Work item — Every single entry that follows is to be retyped exactly.

Website and app data records —
[Start of Attachment]
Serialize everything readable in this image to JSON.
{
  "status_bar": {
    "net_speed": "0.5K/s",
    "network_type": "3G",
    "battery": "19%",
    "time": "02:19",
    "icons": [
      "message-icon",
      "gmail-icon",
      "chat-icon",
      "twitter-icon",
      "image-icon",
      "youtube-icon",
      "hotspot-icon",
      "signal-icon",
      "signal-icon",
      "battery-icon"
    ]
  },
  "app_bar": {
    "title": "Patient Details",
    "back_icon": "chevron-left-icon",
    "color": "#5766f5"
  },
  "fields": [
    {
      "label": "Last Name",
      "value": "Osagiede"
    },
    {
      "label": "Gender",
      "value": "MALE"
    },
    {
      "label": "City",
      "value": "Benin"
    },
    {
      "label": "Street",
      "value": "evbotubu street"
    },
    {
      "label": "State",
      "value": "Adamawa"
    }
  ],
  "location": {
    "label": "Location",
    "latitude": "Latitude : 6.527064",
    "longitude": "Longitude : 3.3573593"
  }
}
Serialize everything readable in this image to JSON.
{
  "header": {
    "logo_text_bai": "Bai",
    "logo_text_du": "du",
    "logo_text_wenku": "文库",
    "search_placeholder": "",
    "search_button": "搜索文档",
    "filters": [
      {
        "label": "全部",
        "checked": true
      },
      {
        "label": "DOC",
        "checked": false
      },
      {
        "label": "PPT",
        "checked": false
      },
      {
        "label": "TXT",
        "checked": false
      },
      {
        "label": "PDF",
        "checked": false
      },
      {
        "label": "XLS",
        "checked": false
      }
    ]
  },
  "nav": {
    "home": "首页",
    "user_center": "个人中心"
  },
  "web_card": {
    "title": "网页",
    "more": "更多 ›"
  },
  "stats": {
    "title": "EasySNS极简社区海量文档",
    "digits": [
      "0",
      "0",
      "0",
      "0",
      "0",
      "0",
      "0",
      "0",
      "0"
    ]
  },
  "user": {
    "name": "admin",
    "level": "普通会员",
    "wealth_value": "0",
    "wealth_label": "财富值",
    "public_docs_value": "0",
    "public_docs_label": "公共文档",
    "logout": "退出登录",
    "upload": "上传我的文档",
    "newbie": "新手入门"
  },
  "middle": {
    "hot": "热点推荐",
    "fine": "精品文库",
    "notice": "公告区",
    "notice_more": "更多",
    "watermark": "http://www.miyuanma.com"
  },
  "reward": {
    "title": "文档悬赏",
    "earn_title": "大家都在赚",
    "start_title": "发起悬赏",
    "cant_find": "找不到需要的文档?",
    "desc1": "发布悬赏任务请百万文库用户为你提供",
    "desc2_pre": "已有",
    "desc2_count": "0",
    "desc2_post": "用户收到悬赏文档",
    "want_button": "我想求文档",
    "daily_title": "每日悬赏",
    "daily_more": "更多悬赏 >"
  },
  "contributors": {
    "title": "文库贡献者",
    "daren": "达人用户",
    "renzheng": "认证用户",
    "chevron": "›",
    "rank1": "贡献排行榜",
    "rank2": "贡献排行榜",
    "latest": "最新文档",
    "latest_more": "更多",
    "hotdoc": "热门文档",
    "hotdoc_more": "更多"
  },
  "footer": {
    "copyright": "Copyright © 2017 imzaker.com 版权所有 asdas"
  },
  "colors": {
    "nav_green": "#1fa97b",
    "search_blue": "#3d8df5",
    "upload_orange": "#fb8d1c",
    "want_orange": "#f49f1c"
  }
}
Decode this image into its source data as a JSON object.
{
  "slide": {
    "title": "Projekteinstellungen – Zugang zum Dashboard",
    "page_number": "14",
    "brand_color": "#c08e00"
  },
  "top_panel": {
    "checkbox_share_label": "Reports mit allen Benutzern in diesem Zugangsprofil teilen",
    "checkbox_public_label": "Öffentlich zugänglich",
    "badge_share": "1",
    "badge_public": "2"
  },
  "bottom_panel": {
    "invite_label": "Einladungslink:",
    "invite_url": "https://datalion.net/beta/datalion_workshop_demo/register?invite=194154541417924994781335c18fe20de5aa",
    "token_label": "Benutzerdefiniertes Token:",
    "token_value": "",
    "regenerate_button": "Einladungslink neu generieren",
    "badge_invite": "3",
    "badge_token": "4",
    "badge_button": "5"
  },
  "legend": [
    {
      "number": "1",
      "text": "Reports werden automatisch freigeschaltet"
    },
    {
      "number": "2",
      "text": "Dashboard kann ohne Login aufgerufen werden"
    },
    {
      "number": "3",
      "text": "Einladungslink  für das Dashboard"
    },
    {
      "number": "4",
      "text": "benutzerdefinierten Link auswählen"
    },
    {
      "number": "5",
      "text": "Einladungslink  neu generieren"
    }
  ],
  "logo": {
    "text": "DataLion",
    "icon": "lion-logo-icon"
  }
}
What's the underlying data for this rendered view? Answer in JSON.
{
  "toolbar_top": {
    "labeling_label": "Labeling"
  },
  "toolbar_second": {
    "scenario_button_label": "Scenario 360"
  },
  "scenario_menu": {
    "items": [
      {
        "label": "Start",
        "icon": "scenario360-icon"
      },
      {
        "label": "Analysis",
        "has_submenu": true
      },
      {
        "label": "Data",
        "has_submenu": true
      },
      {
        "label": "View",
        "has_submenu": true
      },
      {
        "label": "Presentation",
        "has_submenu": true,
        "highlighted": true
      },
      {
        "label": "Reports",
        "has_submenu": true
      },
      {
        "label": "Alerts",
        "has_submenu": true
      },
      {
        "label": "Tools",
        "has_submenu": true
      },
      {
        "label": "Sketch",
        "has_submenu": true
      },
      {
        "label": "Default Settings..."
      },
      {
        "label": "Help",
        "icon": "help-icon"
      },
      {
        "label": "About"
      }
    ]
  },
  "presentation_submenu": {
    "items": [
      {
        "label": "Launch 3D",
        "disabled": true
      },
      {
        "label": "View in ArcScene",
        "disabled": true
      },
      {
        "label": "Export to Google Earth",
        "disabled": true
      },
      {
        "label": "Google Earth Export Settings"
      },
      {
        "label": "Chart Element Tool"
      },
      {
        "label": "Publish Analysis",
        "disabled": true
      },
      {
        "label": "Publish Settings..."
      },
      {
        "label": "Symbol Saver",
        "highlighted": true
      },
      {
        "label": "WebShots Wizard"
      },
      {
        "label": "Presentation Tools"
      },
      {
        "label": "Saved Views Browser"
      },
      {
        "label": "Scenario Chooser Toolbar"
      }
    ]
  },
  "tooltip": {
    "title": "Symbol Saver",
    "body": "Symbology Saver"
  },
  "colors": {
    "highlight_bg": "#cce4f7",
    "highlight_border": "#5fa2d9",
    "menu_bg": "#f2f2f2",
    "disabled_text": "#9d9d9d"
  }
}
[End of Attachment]
Your response —
Serialize everything readable in this image to JSON.
{
  "status_bar": {
    "net_speed": "0.5K/s",
    "network_type": "3G",
    "battery": "19%",
    "time": "02:19",
    "icons": [
      "message-icon",
      "gmail-icon",
      "chat-icon",
      "twitter-icon",
      "image-icon",
      "youtube-icon",
      "hotspot-icon",
      "signal-icon",
      "signal-icon",
      "battery-icon"
    ]
  },
  "app_bar": {
    "title": "Patient Details",
    "back_icon": "chevron-left-icon",
    "color": "#5766f5"
  },
  "fields": [
    {
      "label": "Last Name",
      "value": "Osagiede"
    },
    {
      "label": "Gender",
      "value": "MALE"
    },
    {
      "label": "City",
      "value": "Benin"
    },
    {
      "label": "Street",
      "value": "evbotubu street"
    },
    {
      "label": "State",
      "value": "Adamawa"
    }
  ],
  "location": {
    "label": "Location",
    "latitude": "Latitude : 6.527064",
    "longitude": "Longitude : 3.3573593"
  }
}
Serialize everything readable in this image to JSON.
{
  "header": {
    "logo_text_bai": "Bai",
    "logo_text_du": "du",
    "logo_text_wenku": "文库",
    "search_placeholder": "",
    "search_button": "搜索文档",
    "filters": [
      {
        "label": "全部",
        "checked": true
      },
      {
        "label": "DOC",
        "checked": false
      },
      {
        "label": "PPT",
        "checked": false
      },
      {
        "label": "TXT",
        "checked": false
      },
      {
        "label": "PDF",
        "checked": false
      },
      {
        "label": "XLS",
        "checked": false
      }
    ]
  },
  "nav": {
    "home": "首页",
    "user_center": "个人中心"
  },
  "web_card": {
    "title": "网页",
    "more": "更多 ›"
  },
  "stats": {
    "title": "EasySNS极简社区海量文档",
    "digits": [
      "0",
      "0",
      "0",
      "0",
      "0",
      "0",
      "0",
      "0",
      "0"
    ]
  },
  "user": {
    "name": "admin",
    "level": "普通会员",
    "wealth_value": "0",
    "wealth_label": "财富值",
    "public_docs_value": "0",
    "public_docs_label": "公共文档",
    "logout": "退出登录",
    "upload": "上传我的文档",
    "newbie": "新手入门"
  },
  "middle": {
    "hot": "热点推荐",
    "fine": "精品文库",
    "notice": "公告区",
    "notice_more": "更多",
    "watermark": "http://www.miyuanma.com"
  },
  "reward": {
    "title": "文档悬赏",
    "earn_title": "大家都在赚",
    "start_title": "发起悬赏",
    "cant_find": "找不到需要的文档?",
    "desc1": "发布悬赏任务请百万文库用户为你提供",
    "desc2_pre": "已有",
    "desc2_count": "0",
    "desc2_post": "用户收到悬赏文档",
    "want_button": "我想求文档",
    "daily_title": "每日悬赏",
    "daily_more": "更多悬赏 >"
  },
  "contributors": {
    "title": "文库贡献者",
    "daren": "达人用户",
    "renzheng": "认证用户",
    "chevron": "›",
    "rank1": "贡献排行榜",
    "rank2": "贡献排行榜",
    "latest": "最新文档",
    "latest_more": "更多",
    "hotdoc": "热门文档",
    "hotdoc_more": "更多"
  },
  "footer": {
    "copyright": "Copyright © 2017 imzaker.com 版权所有 asdas"
  },
  "colors": {
    "nav_green": "#1fa97b",
    "search_blue": "#3d8df5",
    "upload_orange": "#fb8d1c",
    "want_orange": "#f49f1c"
  }
}
Decode this image into its source data as a JSON object.
{
  "slide": {
    "title": "Projekteinstellungen – Zugang zum Dashboard",
    "page_number": "14",
    "brand_color": "#c08e00"
  },
  "top_panel": {
    "checkbox_share_label": "Reports mit allen Benutzern in diesem Zugangsprofil teilen",
    "checkbox_public_label": "Öffentlich zugänglich",
    "badge_share": "1",
    "badge_public": "2"
  },
  "bottom_panel": {
    "invite_label": "Einladungslink:",
    "invite_url": "https://datalion.net/beta/datalion_workshop_demo/register?invite=194154541417924994781335c18fe20de5aa",
    "token_label": "Benutzerdefiniertes Token:",
    "token_value": "",
    "regenerate_button": "Einladungslink neu generieren",
    "badge_invite": "3",
    "badge_token": "4",
    "badge_button": "5"
  },
  "legend": [
    {
      "number": "1",
      "text": "Reports werden automatisch freigeschaltet"
    },
    {
      "number": "2",
      "text": "Dashboard kann ohne Login aufgerufen werden"
    },
    {
      "number": "3",
      "text": "Einladungslink  für das Dashboard"
    },
    {
      "number": "4",
      "text": "benutzerdefinierten Link auswählen"
    },
    {
      "number": "5",
      "text": "Einladungslink  neu generieren"
    }
  ],
  "logo": {
    "text": "DataLion",
    "icon": "lion-logo-icon"
  }
}
What's the underlying data for this rendered view? Answer in JSON.
{
  "toolbar_top": {
    "labeling_label": "Labeling"
  },
  "toolbar_second": {
    "scenario_button_label": "Scenario 360"
  },
  "scenario_menu": {
    "items": [
      {
        "label": "Start",
        "icon": "scenario360-icon"
      },
      {
        "label": "Analysis",
        "has_submenu": true
      },
      {
        "label": "Data",
        "has_submenu": true
      },
      {
        "label": "View",
        "has_submenu": true
      },
      {
        "label": "Presentation",
        "has_submenu": true,
        "highlighted": true
      },
      {
        "label": "Reports",
        "has_submenu": true
      },
      {
        "label": "Alerts",
        "has_submenu": true
      },
      {
        "label": "Tools",
        "has_submenu": true
      },
      {
        "label": "Sketch",
        "has_submenu": true
      },
      {
        "label": "Default Settings..."
      },
      {
        "label": "Help",
        "icon": "help-icon"
      },
      {
        "label": "About"
      }
    ]
  },
  "presentation_submenu": {
    "items": [
      {
        "label": "Launch 3D",
        "disabled": true
      },
      {
        "label": "View in ArcScene",
        "disabled": true
      },
      {
        "label": "Export to Google Earth",
        "disabled": true
      },
      {
        "label": "Google Earth Export Settings"
      },
      {
        "label": "Chart Element Tool"
      },
      {
        "label": "Publish Analysis",
        "disabled": true
      },
      {
        "label": "Publish Settings..."
      },
      {
        "label": "Symbol Saver",
        "highlighted": true
      },
      {
        "label": "WebShots Wizard"
      },
      {
        "label": "Presentation Tools"
      },
      {
        "label": "Saved Views Browser"
      },
      {
        "label": "Scenario Chooser Toolbar"
      }
    ]
  },
  "tooltip": {
    "title": "Symbol Saver",
    "body": "Symbology Saver"
  },
  "colors": {
    "highlight_bg": "#cce4f7",
    "highlight_border": "#5fa2d9",
    "menu_bg": "#f2f2f2",
    "disabled_text": "#9d9d9d"
  }
}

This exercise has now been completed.